▸ The task: All lines in the records below with the word "наборов" must be returned.

▸ Interface dataset entries:

BEGIN

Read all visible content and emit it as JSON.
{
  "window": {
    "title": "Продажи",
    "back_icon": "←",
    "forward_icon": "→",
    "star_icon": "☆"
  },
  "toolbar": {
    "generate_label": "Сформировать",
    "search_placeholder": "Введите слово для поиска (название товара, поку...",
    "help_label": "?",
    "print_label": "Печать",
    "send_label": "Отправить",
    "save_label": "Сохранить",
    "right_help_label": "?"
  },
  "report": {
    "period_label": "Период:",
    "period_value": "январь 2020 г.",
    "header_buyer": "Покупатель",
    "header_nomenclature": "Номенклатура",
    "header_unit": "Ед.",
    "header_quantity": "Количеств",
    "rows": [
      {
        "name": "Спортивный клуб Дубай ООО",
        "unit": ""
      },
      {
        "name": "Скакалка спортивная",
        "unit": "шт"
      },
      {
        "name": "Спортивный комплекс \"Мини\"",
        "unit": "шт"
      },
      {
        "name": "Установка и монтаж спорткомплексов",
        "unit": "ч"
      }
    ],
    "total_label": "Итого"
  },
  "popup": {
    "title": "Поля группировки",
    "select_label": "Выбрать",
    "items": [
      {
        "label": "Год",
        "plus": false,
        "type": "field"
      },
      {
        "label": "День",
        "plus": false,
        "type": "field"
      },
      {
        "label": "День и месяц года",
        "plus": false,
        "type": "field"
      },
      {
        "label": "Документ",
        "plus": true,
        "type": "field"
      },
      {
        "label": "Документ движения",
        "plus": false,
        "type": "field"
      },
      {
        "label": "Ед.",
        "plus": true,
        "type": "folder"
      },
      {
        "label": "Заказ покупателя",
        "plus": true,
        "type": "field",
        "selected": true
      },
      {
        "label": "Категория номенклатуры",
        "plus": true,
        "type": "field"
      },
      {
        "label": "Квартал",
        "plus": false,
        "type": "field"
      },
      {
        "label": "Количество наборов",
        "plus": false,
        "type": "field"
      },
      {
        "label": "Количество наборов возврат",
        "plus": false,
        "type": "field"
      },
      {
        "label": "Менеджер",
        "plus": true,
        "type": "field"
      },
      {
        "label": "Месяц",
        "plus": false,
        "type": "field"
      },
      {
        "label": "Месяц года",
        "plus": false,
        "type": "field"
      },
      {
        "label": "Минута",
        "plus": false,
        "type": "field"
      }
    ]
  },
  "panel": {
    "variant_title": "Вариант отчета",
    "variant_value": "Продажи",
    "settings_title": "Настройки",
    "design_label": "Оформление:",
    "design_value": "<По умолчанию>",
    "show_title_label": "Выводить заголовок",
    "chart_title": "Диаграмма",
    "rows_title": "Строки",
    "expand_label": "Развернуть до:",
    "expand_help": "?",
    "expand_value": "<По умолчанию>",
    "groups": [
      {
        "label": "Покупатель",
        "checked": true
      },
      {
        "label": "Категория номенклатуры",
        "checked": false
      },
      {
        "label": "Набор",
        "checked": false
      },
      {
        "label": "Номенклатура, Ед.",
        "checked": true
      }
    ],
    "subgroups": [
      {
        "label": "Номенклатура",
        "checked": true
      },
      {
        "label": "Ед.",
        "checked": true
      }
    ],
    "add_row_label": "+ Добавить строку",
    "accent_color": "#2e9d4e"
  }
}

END

▸ Solution for this problem:
        "label": "Количество наборов",
        "label": "Количество наборов возврат",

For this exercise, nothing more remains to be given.